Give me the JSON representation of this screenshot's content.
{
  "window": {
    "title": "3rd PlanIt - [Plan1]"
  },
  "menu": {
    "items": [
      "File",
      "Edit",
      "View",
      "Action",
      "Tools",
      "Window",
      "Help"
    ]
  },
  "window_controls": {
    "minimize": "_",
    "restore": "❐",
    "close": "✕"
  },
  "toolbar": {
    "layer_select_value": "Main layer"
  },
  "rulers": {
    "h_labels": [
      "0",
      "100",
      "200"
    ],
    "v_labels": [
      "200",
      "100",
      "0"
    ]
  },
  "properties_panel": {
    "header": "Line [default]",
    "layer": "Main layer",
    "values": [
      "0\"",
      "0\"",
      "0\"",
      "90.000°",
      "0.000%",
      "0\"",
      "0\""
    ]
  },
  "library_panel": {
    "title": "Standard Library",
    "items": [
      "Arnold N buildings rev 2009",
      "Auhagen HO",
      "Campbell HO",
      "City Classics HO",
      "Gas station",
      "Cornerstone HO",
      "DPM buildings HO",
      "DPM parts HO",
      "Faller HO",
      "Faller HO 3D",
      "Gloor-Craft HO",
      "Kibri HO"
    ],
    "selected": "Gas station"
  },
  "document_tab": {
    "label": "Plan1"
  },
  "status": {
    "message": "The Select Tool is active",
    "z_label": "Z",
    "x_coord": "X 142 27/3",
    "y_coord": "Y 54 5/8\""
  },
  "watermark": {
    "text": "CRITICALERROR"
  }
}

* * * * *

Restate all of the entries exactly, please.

Give me the JSON representation of this screenshot's content.
{
  "window": {
    "title": "3rd PlanIt - [Plan1]"
  },
  "menu": {
    "items": [
      "File",
      "Edit",
      "View",
      "Action",
      "Tools",
      "Window",
      "Help"
    ]
  },
  "window_controls": {
    "minimize": "_",
    "restore": "❐",
    "close": "✕"
  },
  "toolbar": {
    "layer_select_value": "Main layer"
  },
  "rulers": {
    "h_labels": [
      "0",
      "100",
      "200"
    ],
    "v_labels": [
      "200",
      "100",
      "0"
    ]
  },
  "properties_panel": {
    "header": "Line [default]",
    "layer": "Main layer",
    "values": [
      "0\"",
      "0\"",
      "0\"",
      "90.000°",
      "0.000%",
      "0\"",
      "0\""
    ]
  },
  "library_panel": {
    "title": "Standard Library",
    "items": [
      "Arnold N buildings rev 2009",
      "Auhagen HO",
      "Campbell HO",
      "City Classics HO",
      "Gas station",
      "Cornerstone HO",
      "DPM buildings HO",
      "DPM parts HO",
      "Faller HO",
      "Faller HO 3D",
      "Gloor-Craft HO",
      "Kibri HO"
    ],
    "selected": "Gas station"
  },
  "document_tab": {
    "label": "Plan1"
  },
  "status": {
    "message": "The Select Tool is active",
    "z_label": "Z",
    "x_coord": "X 142 27/3",
    "y_coord": "Y 54 5/8\""
  },
  "watermark": {
    "text": "CRITICALERROR"
  }
}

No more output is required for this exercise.